Cesare: A Novel of War-Torn Berlin
- By Jerome Charyn
- Bellevue Literary Press
- 368 pp.
- Reviewed by Bob Duffy
- January 22, 2020
A haunting, dystopian tale of the Third Reich.
With 50 published works to his credit so far, Jerome Charyn, American literary luminary and protean master of language, is now in his ninth decade. Cesare is Charyn’s latest. Often shocking and occasionally confounding, this darkly resonant novel is a dystopian rendering of World War II Germany on the cusp of its slow slide into defeat.
In this convention-upturning tour de force, Charyn offers a bleakly unforgiving portrayal of the arriviste Nazi establishment at the pinnacle of Berlin culture in the early and mid-1940s. His Berlin is a hateful, violent, and hypocritical precinct, and one steeped in bitter contradiction, notably in the Nazis’ treatment of the Jews.
On one hand, driven by the zealots among them, the Nazis are blithely willing to round up and ship Juden off to the camps or, in captured lands, to murder them outright:
“He’d watched Colonel Joachim stand in his field car like a circus performer, on the shoulders of his men, and shoot at rabbis and high school teachers and Jewish children in the ruined streets of Warsaw…There was a horrific storm of dust and blood. The rubble seemed to rise up off the wreckage with a whisper and a will of its own; it whipped strings of blood into the faces of the SS, blinded them, until they had to look for shelter in the dusty caverns of their field cars.”
On the other hand, lulled by indifference or concupiscent torpor, many of Charyn’s ardent Nazi officials look the other way when it comes to Jewish craftspeople, entertainers, and sex workers, particularly those of “mixed” ancestry.
It’s a world turned upside-down, Charyn’s Germany. Here, erotic and romantic love do occasionally intertwine but are inevitably tinged with the imperative to hurt, even injure. Just such a love duo drives the narrative in Cesare, drawing perversely on a familiar trope: the Arthurian love triangle, where the younger wife of a powerful husband takes a warrior lover.
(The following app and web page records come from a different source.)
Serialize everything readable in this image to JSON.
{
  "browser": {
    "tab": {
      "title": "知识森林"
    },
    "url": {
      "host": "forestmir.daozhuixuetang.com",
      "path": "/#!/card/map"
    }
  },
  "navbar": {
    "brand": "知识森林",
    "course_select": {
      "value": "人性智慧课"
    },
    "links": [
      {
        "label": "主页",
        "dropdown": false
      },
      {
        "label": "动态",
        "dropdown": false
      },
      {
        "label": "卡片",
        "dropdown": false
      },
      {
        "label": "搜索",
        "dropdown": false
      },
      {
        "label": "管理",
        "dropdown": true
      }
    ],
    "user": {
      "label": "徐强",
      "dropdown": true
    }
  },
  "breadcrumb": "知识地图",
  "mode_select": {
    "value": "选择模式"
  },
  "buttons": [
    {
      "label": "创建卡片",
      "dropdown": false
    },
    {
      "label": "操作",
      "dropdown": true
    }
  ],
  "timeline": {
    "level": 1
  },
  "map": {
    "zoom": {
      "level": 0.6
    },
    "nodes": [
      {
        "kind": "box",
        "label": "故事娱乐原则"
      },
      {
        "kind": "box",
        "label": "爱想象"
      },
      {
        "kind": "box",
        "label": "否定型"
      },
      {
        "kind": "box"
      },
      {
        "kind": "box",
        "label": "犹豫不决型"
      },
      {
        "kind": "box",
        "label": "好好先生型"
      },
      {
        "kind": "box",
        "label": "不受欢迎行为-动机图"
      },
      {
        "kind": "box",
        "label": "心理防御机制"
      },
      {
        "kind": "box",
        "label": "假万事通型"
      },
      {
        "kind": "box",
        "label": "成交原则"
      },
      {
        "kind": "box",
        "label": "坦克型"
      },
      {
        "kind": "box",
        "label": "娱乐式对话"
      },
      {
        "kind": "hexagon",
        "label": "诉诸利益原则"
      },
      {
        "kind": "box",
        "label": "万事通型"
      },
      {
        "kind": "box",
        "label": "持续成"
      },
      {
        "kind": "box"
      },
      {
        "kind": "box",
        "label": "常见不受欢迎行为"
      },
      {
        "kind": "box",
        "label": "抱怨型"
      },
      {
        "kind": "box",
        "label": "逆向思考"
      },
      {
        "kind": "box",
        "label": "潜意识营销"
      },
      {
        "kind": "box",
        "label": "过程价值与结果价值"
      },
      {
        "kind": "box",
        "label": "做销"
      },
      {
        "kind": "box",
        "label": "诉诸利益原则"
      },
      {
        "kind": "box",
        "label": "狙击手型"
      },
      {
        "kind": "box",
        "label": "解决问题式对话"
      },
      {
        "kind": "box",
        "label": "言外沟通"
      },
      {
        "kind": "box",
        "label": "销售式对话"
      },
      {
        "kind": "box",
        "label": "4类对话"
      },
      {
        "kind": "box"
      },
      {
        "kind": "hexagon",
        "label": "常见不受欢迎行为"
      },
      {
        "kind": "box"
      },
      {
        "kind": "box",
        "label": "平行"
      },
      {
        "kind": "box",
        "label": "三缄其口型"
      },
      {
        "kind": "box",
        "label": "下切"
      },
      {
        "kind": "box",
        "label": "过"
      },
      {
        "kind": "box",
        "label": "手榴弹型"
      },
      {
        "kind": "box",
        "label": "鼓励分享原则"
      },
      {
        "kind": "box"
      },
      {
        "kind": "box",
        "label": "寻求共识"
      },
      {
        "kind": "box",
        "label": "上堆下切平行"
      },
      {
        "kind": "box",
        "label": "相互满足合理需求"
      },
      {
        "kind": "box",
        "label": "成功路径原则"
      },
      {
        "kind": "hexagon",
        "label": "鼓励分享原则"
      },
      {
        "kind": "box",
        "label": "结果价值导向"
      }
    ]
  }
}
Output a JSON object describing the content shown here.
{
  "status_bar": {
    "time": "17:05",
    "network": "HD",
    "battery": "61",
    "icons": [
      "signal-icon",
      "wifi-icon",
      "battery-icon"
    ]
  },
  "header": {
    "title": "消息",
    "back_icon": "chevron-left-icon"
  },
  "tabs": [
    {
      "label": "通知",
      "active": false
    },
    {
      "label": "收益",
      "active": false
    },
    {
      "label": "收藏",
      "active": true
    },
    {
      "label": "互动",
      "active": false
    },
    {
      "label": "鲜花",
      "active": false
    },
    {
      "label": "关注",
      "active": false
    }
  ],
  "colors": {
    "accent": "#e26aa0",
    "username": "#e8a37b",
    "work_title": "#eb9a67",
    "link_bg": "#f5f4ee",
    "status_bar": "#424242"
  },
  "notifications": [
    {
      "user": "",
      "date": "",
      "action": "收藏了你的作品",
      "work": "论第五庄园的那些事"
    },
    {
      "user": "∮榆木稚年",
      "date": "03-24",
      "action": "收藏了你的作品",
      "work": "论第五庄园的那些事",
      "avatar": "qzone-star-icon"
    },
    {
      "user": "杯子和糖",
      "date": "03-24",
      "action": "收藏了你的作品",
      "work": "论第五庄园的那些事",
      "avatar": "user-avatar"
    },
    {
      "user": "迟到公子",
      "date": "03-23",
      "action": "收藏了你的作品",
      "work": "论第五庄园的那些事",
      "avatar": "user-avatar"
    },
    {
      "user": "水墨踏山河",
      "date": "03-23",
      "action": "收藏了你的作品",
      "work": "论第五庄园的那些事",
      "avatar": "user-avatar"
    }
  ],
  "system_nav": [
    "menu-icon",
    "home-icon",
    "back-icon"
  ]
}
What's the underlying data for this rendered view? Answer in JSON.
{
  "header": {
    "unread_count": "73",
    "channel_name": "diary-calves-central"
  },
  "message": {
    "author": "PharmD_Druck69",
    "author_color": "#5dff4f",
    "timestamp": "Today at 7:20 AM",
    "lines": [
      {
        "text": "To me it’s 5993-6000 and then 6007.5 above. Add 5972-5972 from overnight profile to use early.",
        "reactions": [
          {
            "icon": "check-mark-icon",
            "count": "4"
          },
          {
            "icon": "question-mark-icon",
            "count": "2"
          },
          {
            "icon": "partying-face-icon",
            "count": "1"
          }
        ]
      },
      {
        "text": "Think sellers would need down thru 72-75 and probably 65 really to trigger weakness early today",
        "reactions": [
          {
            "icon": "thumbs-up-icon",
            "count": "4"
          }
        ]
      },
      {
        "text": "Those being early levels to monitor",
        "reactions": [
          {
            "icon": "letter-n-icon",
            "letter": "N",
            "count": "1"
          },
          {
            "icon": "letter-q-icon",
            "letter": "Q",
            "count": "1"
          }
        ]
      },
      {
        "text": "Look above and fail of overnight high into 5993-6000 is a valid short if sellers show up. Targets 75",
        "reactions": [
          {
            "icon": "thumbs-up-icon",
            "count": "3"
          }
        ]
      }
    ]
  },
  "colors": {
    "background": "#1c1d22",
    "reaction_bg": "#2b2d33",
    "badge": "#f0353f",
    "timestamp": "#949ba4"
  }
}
In Cesare, protagonist Erik Holderman is the smitten one. The object of his affection ⸺ or, more aptly, his obsession — is Lisalein, the half-Jewish, violence-prone, and sexually eclectic wife of a high Gestapo official. Erik and Lisalein’s affair, anti-typically, is often aggressive, inspired by a smoldering vein of under-the-surface desire that flares up, nearly spent, in the final pages of the novel.
Erik is a surrogate son to Admiral Wilhelm Canaris, head of the Abwehr, the Nazi intelligence corps. Erik, a nearly legendary source of terror to doctrinaire Nazis and the general populace alike, is known as Cesare, after the coffin-sleeping assassin in “The Cabinet of Dr. Caligari,” a groundbreaking German silent film released in 1920.
He is universally feared as a superhuman embodiment (a peculiar ubermensch?) of the filmic Caligari’s sleep-walking murderer. Both are seemingly unstoppable killing machines. Ironically, like both the historical and the fictional Canaris, Erik secretly opposes the Reich and surreptitiously helps Jews in hiding (“submariners”) escape the country.
Throughout, Cesare draws allusively on the expressionist energy of its silent-film prototype, which itself goes against orthodoxy in its nightmare-evoking visual style. Celebrated as the first horror film, “The Cabinet of Dr. Caligari” is also a thinly veiled allegory about the abuses of governmental power and the hypnotic spell a demonic, authoritarian leader can cast on his followers.
That “Caligari” was released a century (to the year) before Charyn’s Cesare would seem to add authorial bite to the parallel.
Don’t pick up Cesare expecting a wartime thriller or an uplifting love intrigue, despite what its subtitle might promise. Charyn sets these ⸺ and several other ⸺ conventional formulas in play here, though hollowed-out and zombie-like, to push his story along. They’re intentionally alienating, in the Brechtian sense, and bleakly unsatisfying.
An underlying anger, a bitterness, drives this novel. And it’s entirely earned, as history has told us.
Bob Duffy, a former academic and ad-agency vice president, is a Maryland author and reviewer.